Joshua Humphreys

January 8, 2021

After reflecting on the whipsaw of events this week, from the historic outcome of Georgia’s senatorial run-off elections to the insurrectionary occupation of the United States Capitol, I join those calling for the prosecution of President Trump for seditious conspiracy, along with the leaders of the riot who held American democracy hostage Wednesday. 

After losing every court case he brought charging voter fraud in the presidential election, the outgoing President continues to spread lies and misinformation about its results.  

After repeatedly emboldening racist White nationalists throughout his term of office, the President explicitly incited armed supporters to interfere in the democratic process of certifying the results of the Electoral College. Then he publicly praised this disgraceful hodge-podge of White supremacists, radical right extremists, Neo-Confederates, Libertarian losers, QAnon conspiracy theorists, and Proud Boys for violently storming the Capitol.
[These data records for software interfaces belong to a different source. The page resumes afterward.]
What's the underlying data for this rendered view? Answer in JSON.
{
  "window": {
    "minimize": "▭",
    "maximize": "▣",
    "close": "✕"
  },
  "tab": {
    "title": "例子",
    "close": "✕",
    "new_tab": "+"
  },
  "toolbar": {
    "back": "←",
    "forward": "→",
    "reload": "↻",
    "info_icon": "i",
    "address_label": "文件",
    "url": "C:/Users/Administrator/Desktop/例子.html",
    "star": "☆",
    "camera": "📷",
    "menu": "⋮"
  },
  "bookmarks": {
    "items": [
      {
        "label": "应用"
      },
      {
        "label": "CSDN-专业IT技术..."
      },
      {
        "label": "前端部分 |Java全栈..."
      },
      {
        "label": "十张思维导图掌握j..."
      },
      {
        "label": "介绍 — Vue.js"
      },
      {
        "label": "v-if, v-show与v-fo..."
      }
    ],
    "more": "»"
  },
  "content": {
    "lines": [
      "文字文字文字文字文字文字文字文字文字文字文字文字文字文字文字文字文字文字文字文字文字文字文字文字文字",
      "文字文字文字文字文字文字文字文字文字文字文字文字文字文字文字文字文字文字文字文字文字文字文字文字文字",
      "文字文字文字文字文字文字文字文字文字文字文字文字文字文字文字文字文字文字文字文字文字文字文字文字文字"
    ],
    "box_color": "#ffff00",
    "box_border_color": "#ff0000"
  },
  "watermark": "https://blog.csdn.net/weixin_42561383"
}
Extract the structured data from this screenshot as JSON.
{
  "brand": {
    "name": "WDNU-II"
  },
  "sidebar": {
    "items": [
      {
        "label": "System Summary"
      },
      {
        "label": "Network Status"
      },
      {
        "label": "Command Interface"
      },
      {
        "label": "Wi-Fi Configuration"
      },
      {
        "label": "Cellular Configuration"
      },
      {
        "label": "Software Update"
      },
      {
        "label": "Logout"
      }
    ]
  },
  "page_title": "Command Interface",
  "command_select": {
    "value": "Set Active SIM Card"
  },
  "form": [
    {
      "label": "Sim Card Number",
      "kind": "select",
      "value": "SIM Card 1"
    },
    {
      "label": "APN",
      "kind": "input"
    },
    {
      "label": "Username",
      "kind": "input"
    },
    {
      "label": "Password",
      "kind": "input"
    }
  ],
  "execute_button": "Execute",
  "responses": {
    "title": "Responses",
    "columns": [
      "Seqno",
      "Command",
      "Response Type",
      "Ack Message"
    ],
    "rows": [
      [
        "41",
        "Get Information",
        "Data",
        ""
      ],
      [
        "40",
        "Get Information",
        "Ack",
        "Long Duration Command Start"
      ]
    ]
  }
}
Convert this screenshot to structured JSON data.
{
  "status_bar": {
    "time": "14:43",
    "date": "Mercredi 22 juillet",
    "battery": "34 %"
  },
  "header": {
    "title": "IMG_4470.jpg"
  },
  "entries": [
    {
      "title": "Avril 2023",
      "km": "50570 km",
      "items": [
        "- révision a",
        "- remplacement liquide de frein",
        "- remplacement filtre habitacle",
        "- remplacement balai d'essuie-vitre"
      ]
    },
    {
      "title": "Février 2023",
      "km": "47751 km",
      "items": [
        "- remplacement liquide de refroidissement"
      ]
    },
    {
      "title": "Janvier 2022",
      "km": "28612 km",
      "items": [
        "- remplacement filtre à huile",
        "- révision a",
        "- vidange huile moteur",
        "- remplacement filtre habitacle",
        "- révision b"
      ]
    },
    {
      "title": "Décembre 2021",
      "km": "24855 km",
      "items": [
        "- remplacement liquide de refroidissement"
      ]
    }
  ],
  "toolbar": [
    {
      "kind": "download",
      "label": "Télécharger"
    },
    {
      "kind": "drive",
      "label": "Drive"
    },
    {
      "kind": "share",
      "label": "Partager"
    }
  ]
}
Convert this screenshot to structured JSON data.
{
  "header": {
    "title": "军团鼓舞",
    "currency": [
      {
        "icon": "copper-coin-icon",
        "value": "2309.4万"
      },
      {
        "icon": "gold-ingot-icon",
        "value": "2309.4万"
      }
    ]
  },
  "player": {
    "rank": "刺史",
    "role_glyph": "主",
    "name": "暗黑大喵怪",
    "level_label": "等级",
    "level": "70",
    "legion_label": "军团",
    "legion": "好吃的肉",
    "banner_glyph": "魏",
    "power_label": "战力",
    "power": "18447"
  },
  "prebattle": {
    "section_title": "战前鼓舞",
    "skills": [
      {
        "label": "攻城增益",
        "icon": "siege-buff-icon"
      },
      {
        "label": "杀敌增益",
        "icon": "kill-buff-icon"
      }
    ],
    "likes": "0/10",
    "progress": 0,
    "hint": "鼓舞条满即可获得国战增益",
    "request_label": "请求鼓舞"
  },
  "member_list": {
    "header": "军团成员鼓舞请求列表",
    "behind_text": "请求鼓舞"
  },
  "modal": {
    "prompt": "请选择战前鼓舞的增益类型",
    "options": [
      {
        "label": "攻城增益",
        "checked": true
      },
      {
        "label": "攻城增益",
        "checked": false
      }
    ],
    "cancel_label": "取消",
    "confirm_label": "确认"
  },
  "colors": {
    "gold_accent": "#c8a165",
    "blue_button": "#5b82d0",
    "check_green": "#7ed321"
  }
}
Inside the House chamber, a small minority of elected representatives encouraged the mob further by objecting frivolously — and unsuccessfully — to the electoral outcome in states such as Arizona, Georgia, Michigan, Nevada, and Pennsylvania, after failing repeatedly to marshal evidence of systemic voter fraud in any state in our union. Their fate, like Trump’s, will be in the hands of their constituents, although Senator Josh Hawley of Missouri and the other leaders of this revolt within the House should also be investigated for seditious conspiracy. 

I look forward to a new dawn of American democracy with the next administration, but in order to move forward as a nation, President Trump must be held responsible for the damage he has done to American democracy during his brief, bitter reign. He has become a national disgrace who will go down in history as the Republic’s most divisive, disastrous, and deceitful president. 

But History’s judgment is not enough. Regardless of whether the President is impeached or removed from office here in the final days of his term, he should be prosecuted for sedition to the fullest extent of the law, with the maximum criminal sentence in federal prison time.

To the resilience of America’s ongoing democratic experiment,

Joshua Humphreys
Croatan Institute